Because almost everything they do is graded, students are more likely to do the work for the grades and not for education itself. The implications of this are two fold, but both ultimately lead to the same end.

Firstly, in a society that already has an inherent fear of failure, continual assessment further embeds that fear into the minds of students. When they are graded in everything they do, there is more chance for failure, and students as such don’t try new things. When you are graded, there is a tendency to not try new ideas in fear of failure. By grading students in everything, creativity is thus further discouraged, in a way.

Secondly, passion is lost among students. When everything is graded, the focus becomes the grade and not the process and education itself. By focusing on the grade, students tend to lose passion in the subject. A loss of passion has very grave consequences, one of which is a loss of creativity. When passion is lost, students will not want to pursue the topic on their own accord, they will not be inspired to learn and try new things, and as such, creativity is lost.

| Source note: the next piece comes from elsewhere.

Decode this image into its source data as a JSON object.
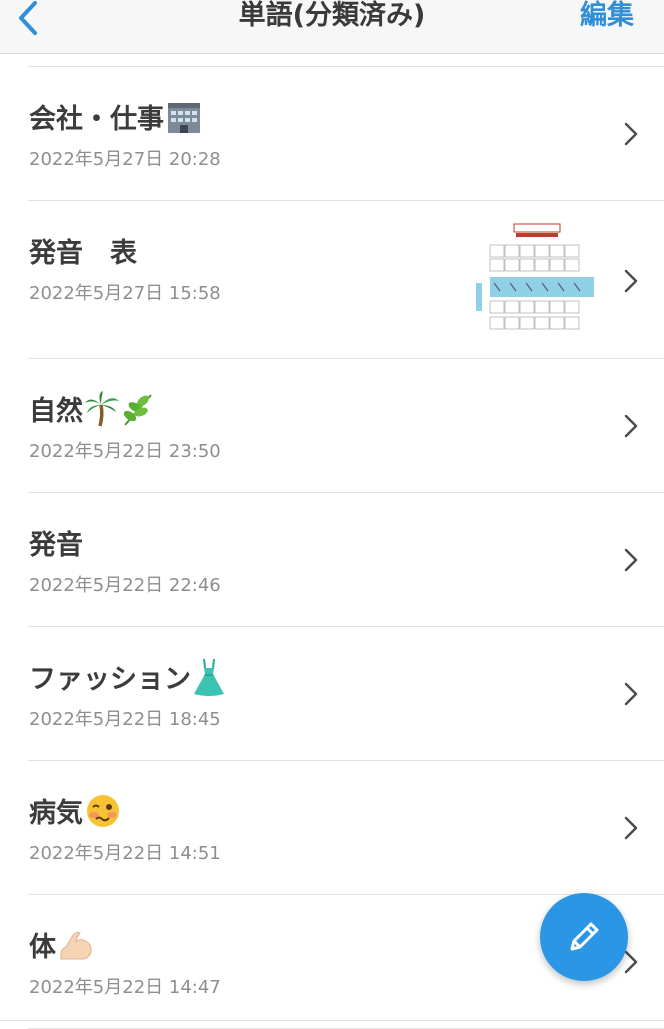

Two simple implications of continual assessment, but with a really significant end result – students are educated out of their creativity. What’s worse, is that this system is getting implemented mostly in IP schools, which are supposed to be the top students, the cream of the crop. We’re educating our brightest thinkers out of creativity, and it can’t be a good sign for society.